• Exercise
Copy each line of the entries below that contains the string "header".

• Data extracts
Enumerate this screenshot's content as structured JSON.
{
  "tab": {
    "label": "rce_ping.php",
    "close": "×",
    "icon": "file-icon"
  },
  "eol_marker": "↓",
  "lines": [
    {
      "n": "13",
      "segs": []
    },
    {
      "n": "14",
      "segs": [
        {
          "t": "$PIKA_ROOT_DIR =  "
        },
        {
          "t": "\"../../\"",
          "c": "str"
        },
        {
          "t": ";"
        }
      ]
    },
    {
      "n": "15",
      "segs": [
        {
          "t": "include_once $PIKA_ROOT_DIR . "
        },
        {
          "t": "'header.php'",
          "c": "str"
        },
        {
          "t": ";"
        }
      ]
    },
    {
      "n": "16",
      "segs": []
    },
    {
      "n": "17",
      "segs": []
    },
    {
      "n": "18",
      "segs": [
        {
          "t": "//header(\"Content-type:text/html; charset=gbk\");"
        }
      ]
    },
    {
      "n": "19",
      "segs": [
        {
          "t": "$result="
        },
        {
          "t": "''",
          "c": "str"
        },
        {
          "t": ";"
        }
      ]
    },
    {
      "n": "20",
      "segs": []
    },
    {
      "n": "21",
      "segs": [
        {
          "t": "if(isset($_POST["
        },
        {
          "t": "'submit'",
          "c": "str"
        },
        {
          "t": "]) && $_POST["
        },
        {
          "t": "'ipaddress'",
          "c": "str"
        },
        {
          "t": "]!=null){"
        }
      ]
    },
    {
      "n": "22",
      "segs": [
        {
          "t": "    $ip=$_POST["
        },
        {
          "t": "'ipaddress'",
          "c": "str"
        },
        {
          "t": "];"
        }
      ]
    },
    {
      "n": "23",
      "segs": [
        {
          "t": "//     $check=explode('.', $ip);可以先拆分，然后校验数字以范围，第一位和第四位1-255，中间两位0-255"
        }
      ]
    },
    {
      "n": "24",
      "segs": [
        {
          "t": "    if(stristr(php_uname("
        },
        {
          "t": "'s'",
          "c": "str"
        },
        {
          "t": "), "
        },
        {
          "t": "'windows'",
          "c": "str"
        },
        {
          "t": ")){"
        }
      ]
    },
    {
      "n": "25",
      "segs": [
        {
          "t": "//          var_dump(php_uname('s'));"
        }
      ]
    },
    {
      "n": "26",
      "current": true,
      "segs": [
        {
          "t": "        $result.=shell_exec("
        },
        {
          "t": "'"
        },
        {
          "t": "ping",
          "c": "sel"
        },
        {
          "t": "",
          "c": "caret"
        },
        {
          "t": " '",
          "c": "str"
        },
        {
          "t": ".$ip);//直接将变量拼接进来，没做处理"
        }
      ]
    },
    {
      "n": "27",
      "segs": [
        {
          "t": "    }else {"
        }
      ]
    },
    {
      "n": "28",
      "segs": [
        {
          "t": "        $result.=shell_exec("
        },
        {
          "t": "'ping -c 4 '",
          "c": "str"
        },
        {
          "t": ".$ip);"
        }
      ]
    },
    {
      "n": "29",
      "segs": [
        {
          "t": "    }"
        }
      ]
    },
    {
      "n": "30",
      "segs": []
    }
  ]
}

• Solved exercise
          "t": "'header.php'",
          "t": "//header(\"Content-type:text/html; charset=gbk\");"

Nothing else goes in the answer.